The task
The response should contain all of the data below, reproduced exactly, and no pictures.

——

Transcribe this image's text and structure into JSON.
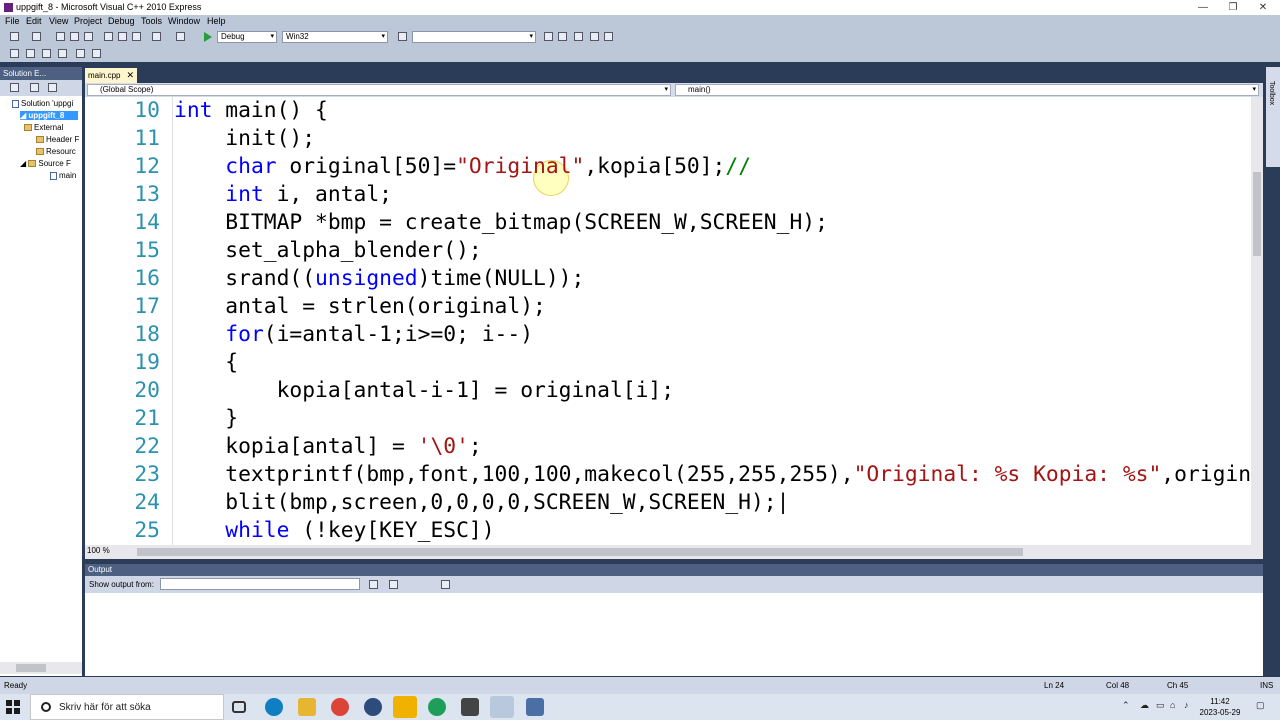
{
  "window": {
    "title": "uppgift_8 - Microsoft Visual C++ 2010 Express",
    "controls": [
      "—",
      "❐",
      "✕"
    ]
  },
  "menu": [
    "File",
    "Edit",
    "View",
    "Project",
    "Debug",
    "Tools",
    "Window",
    "Help"
  ],
  "toolbar": {
    "config": "Debug",
    "platform": "Win32",
    "find_value": ""
  },
  "solution_explorer": {
    "title": "Solution E...",
    "items": [
      {
        "label": "Solution 'uppgi",
        "kind": "solution"
      },
      {
        "label": "uppgift_8",
        "kind": "project"
      },
      {
        "label": "External",
        "kind": "folder"
      },
      {
        "label": "Header F",
        "kind": "folder"
      },
      {
        "label": "Resourc",
        "kind": "folder"
      },
      {
        "label": "Source F",
        "kind": "folder"
      },
      {
        "label": "main",
        "kind": "file"
      }
    ]
  },
  "editor": {
    "tab": "main.cpp",
    "scope": "(Global Scope)",
    "function": "main()",
    "zoom": "100 %",
    "lines": [
      {
        "n": "10",
        "tokens": [
          {
            "t": "int",
            "c": "kw"
          },
          {
            "t": " main() {",
            "c": ""
          }
        ]
      },
      {
        "n": "11",
        "tokens": [
          {
            "t": "    init();",
            "c": ""
          }
        ]
      },
      {
        "n": "12",
        "tokens": [
          {
            "t": "    ",
            "c": ""
          },
          {
            "t": "char",
            "c": "kw"
          },
          {
            "t": " original[50]=",
            "c": ""
          },
          {
            "t": "\"Original\"",
            "c": "str"
          },
          {
            "t": ",kopia[50];",
            "c": ""
          },
          {
            "t": "//",
            "c": "cm"
          }
        ]
      },
      {
        "n": "13",
        "tokens": [
          {
            "t": "    ",
            "c": ""
          },
          {
            "t": "int",
            "c": "kw"
          },
          {
            "t": " i, antal;",
            "c": ""
          }
        ]
      },
      {
        "n": "14",
        "tokens": [
          {
            "t": "    BITMAP *bmp = create_bitmap(SCREEN_W,SCREEN_H);",
            "c": ""
          }
        ]
      },
      {
        "n": "15",
        "tokens": [
          {
            "t": "    set_alpha_blender();",
            "c": ""
          }
        ]
      },
      {
        "n": "16",
        "tokens": [
          {
            "t": "    srand((",
            "c": ""
          },
          {
            "t": "unsigned",
            "c": "kw"
          },
          {
            "t": ")time(NULL));",
            "c": ""
          }
        ]
      },
      {
        "n": "17",
        "tokens": [
          {
            "t": "    antal = strlen(original);",
            "c": ""
          }
        ]
      },
      {
        "n": "18",
        "tokens": [
          {
            "t": "    ",
            "c": ""
          },
          {
            "t": "for",
            "c": "kw"
          },
          {
            "t": "(i=antal-1;i>=0; i--)",
            "c": ""
          }
        ]
      },
      {
        "n": "19",
        "tokens": [
          {
            "t": "    {",
            "c": ""
          }
        ]
      },
      {
        "n": "20",
        "tokens": [
          {
            "t": "        kopia[antal-i-1] = original[i];",
            "c": ""
          }
        ]
      },
      {
        "n": "21",
        "tokens": [
          {
            "t": "    }",
            "c": ""
          }
        ]
      },
      {
        "n": "22",
        "tokens": [
          {
            "t": "    kopia[antal] = ",
            "c": ""
          },
          {
            "t": "'\\0'",
            "c": "str"
          },
          {
            "t": ";",
            "c": ""
          }
        ]
      },
      {
        "n": "23",
        "tokens": [
          {
            "t": "    textprintf(bmp,font,100,100,makecol(255,255,255),",
            "c": ""
          },
          {
            "t": "\"Original: %s Kopia: %s\"",
            "c": "str"
          },
          {
            "t": ",origina",
            "c": ""
          }
        ]
      },
      {
        "n": "24",
        "tokens": [
          {
            "t": "    blit(bmp,screen,0,0,0,0,SCREEN_W,SCREEN_H);|",
            "c": ""
          }
        ]
      },
      {
        "n": "25",
        "tokens": [
          {
            "t": "    ",
            "c": ""
          },
          {
            "t": "while",
            "c": "kw"
          },
          {
            "t": " (!key[KEY_ESC])",
            "c": ""
          }
        ]
      }
    ]
  },
  "output": {
    "title": "Output",
    "show_from_label": "Show output from:"
  },
  "side_strip": "Toolbox",
  "status": {
    "state": "Ready",
    "line": "Ln 24",
    "col": "Col 48",
    "ch": "Ch 45",
    "mode": "INS"
  },
  "taskbar": {
    "search_placeholder": "Skriv här för att söka",
    "time": "11:42",
    "date": "2023-05-29"
  },
  "colors": {
    "keyword": "#0000ff",
    "string": "#a31515",
    "comment": "#008000",
    "line_number": "#2b91af",
    "chrome": "#2b3c59"
  }
}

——

Answer for this exercise
Transcribe this image's text and structure into JSON.
{
  "window": {
    "title": "uppgift_8 - Microsoft Visual C++ 2010 Express",
    "controls": [
      "—",
      "❐",
      "✕"
    ]
  },
  "menu": [
    "File",
    "Edit",
    "View",
    "Project",
    "Debug",
    "Tools",
    "Window",
    "Help"
  ],
  "toolbar": {
    "config": "Debug",
    "platform": "Win32",
    "find_value": ""
  },
  "solution_explorer": {
    "title": "Solution E...",
    "items": [
      {
        "label": "Solution 'uppgi",
        "kind": "solution"
      },
      {
        "label": "uppgift_8",
        "kind": "project"
      },
      {
        "label": "External",
        "kind": "folder"
      },
      {
        "label": "Header F",
        "kind": "folder"
      },
      {
        "label": "Resourc",
        "kind": "folder"
      },
      {
        "label": "Source F",
        "kind": "folder"
      },
      {
        "label": "main",
        "kind": "file"
      }
    ]
  },
  "editor": {
    "tab": "main.cpp",
    "scope": "(Global Scope)",
    "function": "main()",
    "zoom": "100 %",
    "lines": [
      {
        "n": "10",
        "tokens": [
          {
            "t": "int",
            "c": "kw"
          },
          {
            "t": " main() {",
            "c": ""
          }
        ]
      },
      {
        "n": "11",
        "tokens": [
          {
            "t": "    init();",
            "c": ""
          }
        ]
      },
      {
        "n": "12",
        "tokens": [
          {
            "t": "    ",
            "c": ""
          },
          {
            "t": "char",
            "c": "kw"
          },
          {
            "t": " original[50]=",
            "c": ""
          },
          {
            "t": "\"Original\"",
            "c": "str"
          },
          {
            "t": ",kopia[50];",
            "c": ""
          },
          {
            "t": "//",
            "c": "cm"
          }
        ]
      },
      {
        "n": "13",
        "tokens": [
          {
            "t": "    ",
            "c": ""
          },
          {
            "t": "int",
            "c": "kw"
          },
          {
            "t": " i, antal;",
            "c": ""
          }
        ]
      },
      {
        "n": "14",
        "tokens": [
          {
            "t": "    BITMAP *bmp = create_bitmap(SCREEN_W,SCREEN_H);",
            "c": ""
          }
        ]
      },
      {
        "n": "15",
        "tokens": [
          {
            "t": "    set_alpha_blender();",
            "c": ""
          }
        ]
      },
      {
        "n": "16",
        "tokens": [
          {
            "t": "    srand((",
            "c": ""
          },
          {
            "t": "unsigned",
            "c": "kw"
          },
          {
            "t": ")time(NULL));",
            "c": ""
          }
        ]
      },
      {
        "n": "17",
        "tokens": [
          {
            "t": "    antal = strlen(original);",
            "c": ""
          }
        ]
      },
      {
        "n": "18",
        "tokens": [
          {
            "t": "    ",
            "c": ""
          },
          {
            "t": "for",
            "c": "kw"
          },
          {
            "t": "(i=antal-1;i>=0; i--)",
            "c": ""
          }
        ]
      },
      {
        "n": "19",
        "tokens": [
          {
            "t": "    {",
            "c": ""
          }
        ]
      },
      {
        "n": "20",
        "tokens": [
          {
            "t": "        kopia[antal-i-1] = original[i];",
            "c": ""
          }
        ]
      },
      {
        "n": "21",
        "tokens": [
          {
            "t": "    }",
            "c": ""
          }
        ]
      },
      {
        "n": "22",
        "tokens": [
          {
            "t": "    kopia[antal] = ",
            "c": ""
          },
          {
            "t": "'\\0'",
            "c": "str"
          },
          {
            "t": ";",
            "c": ""
          }
        ]
      },
      {
        "n": "23",
        "tokens": [
          {
            "t": "    textprintf(bmp,font,100,100,makecol(255,255,255),",
            "c": ""
          },
          {
            "t": "\"Original: %s Kopia: %s\"",
            "c": "str"
          },
          {
            "t": ",origina",
            "c": ""
          }
        ]
      },
      {
        "n": "24",
        "tokens": [
          {
            "t": "    blit(bmp,screen,0,0,0,0,SCREEN_W,SCREEN_H);|",
            "c": ""
          }
        ]
      },
      {
        "n": "25",
        "tokens": [
          {
            "t": "    ",
            "c": ""
          },
          {
            "t": "while",
            "c": "kw"
          },
          {
            "t": " (!key[KEY_ESC])",
            "c": ""
          }
        ]
      }
    ]
  },
  "output": {
    "title": "Output",
    "show_from_label": "Show output from:"
  },
  "side_strip": "Toolbox",
  "status": {
    "state": "Ready",
    "line": "Ln 24",
    "col": "Col 48",
    "ch": "Ch 45",
    "mode": "INS"
  },
  "taskbar": {
    "search_placeholder": "Skriv här för att söka",
    "time": "11:42",
    "date": "2023-05-29"
  },
  "colors": {
    "keyword": "#0000ff",
    "string": "#a31515",
    "comment": "#008000",
    "line_number": "#2b91af",
    "chrome": "#2b3c59"
  }
}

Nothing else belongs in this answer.